TORONTO — Recent terrorist strikes in the United States and a fear of further attacks will fuel further adoption of network security, according to an IDC Canada analyst.
Discussing projections for the Canadian IT market at the Cisco Solutions Forum 2001 Tuesday, IDC senior analyst Dan McLean said last month’s attacks on New York and Washington, D.C. brought to light the general level of overall complacency with regards to security.
“The sale with security is that something has to go wrong before people take it seriously. It’s a horrible thing,” McLean said of the attacks, “but it has brought to light the importance of security. We think of security as a technology issue, but security is an issue more around behavior.”
While a fear of future attacks could prompt companies to better protect their networks, McLean said the impetus for beefing up security could also come through government legislation.
“What’s going to make security take off is when companies are mandated to due a certain level of due diligence around security,” he said.
Though he could not provide any hard numbers, McLean said as a service area, security is one of the higher IT growth areas in Canada.
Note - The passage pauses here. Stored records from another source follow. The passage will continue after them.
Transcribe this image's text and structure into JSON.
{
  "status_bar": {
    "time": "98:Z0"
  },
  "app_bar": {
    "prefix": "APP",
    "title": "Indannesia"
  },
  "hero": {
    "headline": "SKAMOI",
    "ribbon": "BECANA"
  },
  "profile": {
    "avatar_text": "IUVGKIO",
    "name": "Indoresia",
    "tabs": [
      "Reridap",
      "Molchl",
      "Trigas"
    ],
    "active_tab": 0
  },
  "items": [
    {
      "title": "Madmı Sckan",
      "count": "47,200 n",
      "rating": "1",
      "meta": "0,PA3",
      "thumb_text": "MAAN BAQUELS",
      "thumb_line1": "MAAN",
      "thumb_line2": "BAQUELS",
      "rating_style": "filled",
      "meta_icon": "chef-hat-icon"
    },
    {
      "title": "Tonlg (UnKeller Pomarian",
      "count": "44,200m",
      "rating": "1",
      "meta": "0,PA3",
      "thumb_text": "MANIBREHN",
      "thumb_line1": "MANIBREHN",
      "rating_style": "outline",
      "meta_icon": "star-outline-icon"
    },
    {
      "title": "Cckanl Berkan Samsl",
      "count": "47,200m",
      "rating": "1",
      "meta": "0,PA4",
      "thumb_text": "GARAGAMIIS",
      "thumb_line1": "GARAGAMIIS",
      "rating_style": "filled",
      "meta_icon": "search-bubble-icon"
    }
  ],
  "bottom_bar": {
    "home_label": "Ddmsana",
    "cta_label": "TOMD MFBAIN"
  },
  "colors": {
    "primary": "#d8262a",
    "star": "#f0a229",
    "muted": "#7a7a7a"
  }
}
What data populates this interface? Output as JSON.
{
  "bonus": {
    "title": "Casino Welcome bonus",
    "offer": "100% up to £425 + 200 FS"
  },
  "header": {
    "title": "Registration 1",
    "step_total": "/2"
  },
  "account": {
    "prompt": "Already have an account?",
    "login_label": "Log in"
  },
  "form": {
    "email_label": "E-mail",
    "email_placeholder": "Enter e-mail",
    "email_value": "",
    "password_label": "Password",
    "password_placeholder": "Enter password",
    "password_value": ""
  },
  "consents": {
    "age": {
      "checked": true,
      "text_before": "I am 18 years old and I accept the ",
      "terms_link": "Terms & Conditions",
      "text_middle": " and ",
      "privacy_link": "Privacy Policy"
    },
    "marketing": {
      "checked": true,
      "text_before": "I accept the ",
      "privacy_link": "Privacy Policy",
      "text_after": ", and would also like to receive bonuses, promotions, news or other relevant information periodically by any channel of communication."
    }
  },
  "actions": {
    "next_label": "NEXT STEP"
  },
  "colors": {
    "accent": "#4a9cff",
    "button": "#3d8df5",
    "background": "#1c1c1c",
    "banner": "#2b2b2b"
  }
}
IDC has predicted nine per cent growth for IT spending in Canada this year. That projection was made before the Sept. 11 terrorist attacks, but McLean said he doubted the fallout from the attacks or an uncertain economy will result in a growth rate more than one per cent lower than originally anticipated.
For large communications companies, McLean said the present is a particularly good time to buy.
“You’ve got a situation where over the past four years, a lot of companies have gone into the market and a lot of them have failed,” he said. “If you’re a large carrier, you can probably buy a good set of infrastructure for a bargain price.”
McLean said there are a number of IT areas that are expected to grow significantly in the near future, including utility provision of IT communications, voice over IP (VoIP), e-learning and of course, security.
While there is a certain amount of risk inherent in having an outside party manage a company’s network – the service provider could go bankrupt, for example – McLean said companies that have adopted the utility overwhelming report satisfaction with it.
With respect to e-learning, McLean pointed to IDC research that predicts 60 per cent of companies will have e-learning solutions for employees by the end of the year.
“If there is a driver right now for video being implemented into the network, it is e-learning,” McLean said, adding that initial interest in videoconferencing after the attacks in the United States will probably die down as people regain confidence in air travel.